(Element data from apps and pages)
=== Section Start ===

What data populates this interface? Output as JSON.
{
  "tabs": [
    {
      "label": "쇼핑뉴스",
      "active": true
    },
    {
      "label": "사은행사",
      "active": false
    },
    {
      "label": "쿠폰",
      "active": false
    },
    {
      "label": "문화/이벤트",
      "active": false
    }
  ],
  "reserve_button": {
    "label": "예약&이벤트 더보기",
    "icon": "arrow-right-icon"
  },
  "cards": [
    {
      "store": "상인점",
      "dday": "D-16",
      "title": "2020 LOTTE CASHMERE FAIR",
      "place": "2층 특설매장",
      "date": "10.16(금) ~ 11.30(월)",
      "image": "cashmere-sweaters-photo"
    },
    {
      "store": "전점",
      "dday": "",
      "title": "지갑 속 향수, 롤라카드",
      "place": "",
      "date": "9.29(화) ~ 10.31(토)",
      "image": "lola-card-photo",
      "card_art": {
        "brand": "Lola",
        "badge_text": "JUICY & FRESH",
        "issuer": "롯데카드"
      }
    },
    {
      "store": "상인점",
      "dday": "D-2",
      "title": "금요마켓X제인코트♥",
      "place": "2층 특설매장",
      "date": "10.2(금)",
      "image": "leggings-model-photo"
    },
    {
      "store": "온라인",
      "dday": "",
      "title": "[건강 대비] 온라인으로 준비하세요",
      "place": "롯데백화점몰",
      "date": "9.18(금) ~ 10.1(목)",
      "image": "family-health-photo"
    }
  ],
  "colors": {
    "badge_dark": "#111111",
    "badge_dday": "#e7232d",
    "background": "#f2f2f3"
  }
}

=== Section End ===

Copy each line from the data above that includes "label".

Answer section:
      "label": "쇼핑뉴스",
      "label": "사은행사",
      "label": "쿠폰",
      "label": "문화/이벤트",
    "label": "예약&이벤트 더보기",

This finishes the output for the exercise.